__Stored dataset items__.
○ ○ ○
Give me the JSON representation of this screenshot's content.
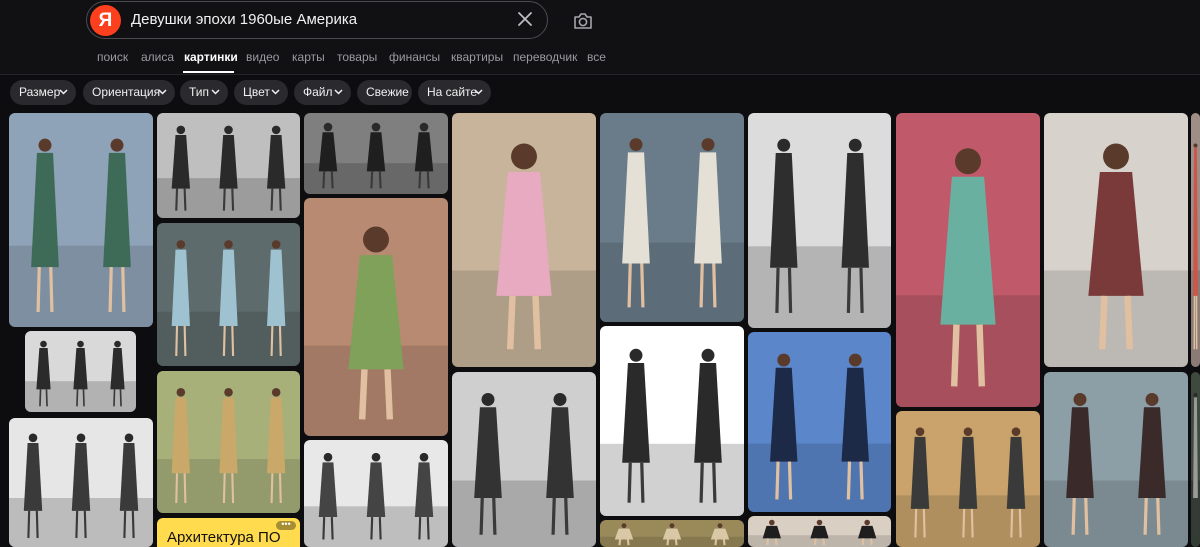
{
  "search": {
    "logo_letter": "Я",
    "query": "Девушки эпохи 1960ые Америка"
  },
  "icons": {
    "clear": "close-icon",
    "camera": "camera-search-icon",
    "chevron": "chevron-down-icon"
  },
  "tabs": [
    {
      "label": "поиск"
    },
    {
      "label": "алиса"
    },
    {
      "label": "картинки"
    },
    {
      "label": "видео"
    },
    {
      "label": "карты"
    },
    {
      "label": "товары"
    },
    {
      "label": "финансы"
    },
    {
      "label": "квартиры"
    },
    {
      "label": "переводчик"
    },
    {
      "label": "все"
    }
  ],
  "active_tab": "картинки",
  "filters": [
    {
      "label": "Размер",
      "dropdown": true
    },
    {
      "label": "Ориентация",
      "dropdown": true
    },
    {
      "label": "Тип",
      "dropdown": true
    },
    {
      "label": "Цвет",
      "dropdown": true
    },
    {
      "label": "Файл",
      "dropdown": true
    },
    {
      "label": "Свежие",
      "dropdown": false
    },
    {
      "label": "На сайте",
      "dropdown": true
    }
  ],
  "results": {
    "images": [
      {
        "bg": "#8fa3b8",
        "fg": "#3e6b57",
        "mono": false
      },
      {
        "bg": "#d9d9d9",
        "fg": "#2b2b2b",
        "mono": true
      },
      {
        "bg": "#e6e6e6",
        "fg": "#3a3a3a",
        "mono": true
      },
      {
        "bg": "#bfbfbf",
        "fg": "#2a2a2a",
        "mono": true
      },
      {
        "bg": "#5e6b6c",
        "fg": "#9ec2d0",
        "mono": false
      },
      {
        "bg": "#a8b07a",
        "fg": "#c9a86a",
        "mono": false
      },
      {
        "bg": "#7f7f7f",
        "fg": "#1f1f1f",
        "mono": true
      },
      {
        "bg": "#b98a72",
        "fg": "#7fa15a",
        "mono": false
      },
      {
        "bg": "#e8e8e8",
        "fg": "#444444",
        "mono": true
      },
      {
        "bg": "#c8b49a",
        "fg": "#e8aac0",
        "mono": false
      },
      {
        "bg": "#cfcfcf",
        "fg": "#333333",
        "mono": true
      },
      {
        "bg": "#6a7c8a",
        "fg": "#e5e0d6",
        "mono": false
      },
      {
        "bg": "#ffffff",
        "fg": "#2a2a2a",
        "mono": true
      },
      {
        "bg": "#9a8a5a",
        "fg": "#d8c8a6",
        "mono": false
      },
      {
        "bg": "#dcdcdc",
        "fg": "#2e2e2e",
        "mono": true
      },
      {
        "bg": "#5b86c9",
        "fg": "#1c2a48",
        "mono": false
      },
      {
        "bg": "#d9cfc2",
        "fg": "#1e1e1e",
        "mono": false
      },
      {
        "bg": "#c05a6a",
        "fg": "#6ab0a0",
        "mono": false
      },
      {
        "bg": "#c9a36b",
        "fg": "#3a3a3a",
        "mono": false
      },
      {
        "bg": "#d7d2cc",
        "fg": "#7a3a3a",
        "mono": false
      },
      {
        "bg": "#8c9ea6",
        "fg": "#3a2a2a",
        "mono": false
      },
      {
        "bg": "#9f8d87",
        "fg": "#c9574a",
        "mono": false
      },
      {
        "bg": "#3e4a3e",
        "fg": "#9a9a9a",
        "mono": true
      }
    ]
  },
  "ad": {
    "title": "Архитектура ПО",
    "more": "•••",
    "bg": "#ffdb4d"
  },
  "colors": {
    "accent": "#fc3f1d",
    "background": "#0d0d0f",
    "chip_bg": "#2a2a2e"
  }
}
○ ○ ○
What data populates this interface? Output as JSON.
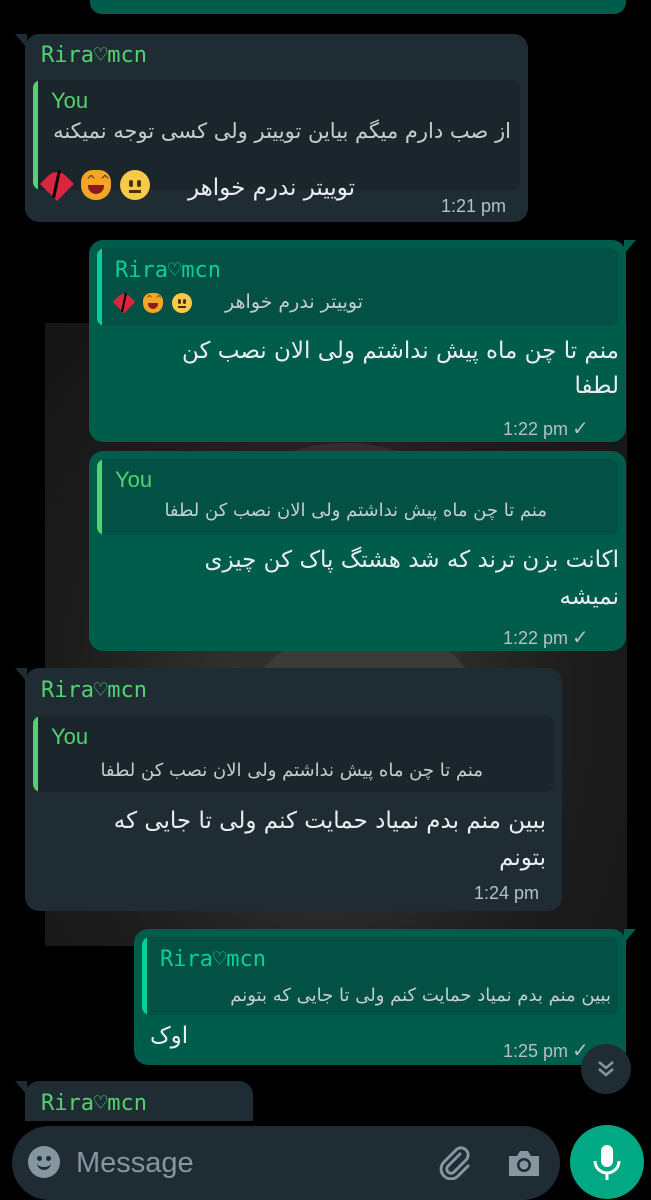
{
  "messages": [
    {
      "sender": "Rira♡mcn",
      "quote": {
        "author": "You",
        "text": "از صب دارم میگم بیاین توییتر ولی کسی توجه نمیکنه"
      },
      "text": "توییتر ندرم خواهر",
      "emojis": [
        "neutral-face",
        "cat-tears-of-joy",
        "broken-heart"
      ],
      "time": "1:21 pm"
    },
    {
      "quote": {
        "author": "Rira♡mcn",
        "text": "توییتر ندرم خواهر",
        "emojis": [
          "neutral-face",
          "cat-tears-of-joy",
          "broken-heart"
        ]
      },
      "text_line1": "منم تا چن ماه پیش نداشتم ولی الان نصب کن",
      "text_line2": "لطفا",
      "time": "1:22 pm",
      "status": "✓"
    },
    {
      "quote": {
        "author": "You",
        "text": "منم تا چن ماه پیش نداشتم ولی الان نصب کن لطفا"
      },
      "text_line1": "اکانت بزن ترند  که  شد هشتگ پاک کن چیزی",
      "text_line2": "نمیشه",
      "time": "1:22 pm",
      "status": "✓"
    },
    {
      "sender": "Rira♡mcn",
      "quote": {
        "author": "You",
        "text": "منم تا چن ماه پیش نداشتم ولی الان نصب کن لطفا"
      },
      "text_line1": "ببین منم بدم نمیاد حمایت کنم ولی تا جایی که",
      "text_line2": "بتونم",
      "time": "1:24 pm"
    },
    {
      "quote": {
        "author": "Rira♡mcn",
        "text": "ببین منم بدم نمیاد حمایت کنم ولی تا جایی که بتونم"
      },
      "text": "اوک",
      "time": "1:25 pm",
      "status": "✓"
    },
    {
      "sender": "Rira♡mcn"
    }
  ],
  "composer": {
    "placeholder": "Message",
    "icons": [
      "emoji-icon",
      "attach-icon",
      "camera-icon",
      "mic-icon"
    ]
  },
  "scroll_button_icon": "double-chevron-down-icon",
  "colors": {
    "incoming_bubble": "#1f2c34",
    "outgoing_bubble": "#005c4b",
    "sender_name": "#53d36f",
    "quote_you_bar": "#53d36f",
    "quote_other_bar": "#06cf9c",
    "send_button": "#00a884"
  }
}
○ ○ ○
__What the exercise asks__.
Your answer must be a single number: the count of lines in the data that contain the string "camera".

__Exercise answer__.
2